EXERCISE PROMPT: Your job is to write out each record exactly, leaving none out.

PROVIDED ENTRIES:

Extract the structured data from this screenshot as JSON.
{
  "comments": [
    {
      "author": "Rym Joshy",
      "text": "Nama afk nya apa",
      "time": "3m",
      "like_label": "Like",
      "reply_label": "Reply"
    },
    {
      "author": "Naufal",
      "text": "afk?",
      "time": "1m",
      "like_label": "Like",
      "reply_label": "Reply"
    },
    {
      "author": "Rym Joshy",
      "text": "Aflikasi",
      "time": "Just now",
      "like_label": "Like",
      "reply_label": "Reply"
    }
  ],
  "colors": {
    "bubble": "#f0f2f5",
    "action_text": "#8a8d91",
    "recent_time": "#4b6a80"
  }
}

RESPONSE TO THIS EXERCISE:
Extract the structured data from this screenshot as JSON.
{
  "comments": [
    {
      "author": "Rym Joshy",
      "text": "Nama afk nya apa",
      "time": "3m",
      "like_label": "Like",
      "reply_label": "Reply"
    },
    {
      "author": "Naufal",
      "text": "afk?",
      "time": "1m",
      "like_label": "Like",
      "reply_label": "Reply"
    },
    {
      "author": "Rym Joshy",
      "text": "Aflikasi",
      "time": "Just now",
      "like_label": "Like",
      "reply_label": "Reply"
    }
  ],
  "colors": {
    "bubble": "#f0f2f5",
    "action_text": "#8a8d91",
    "recent_time": "#4b6a80"
  }
}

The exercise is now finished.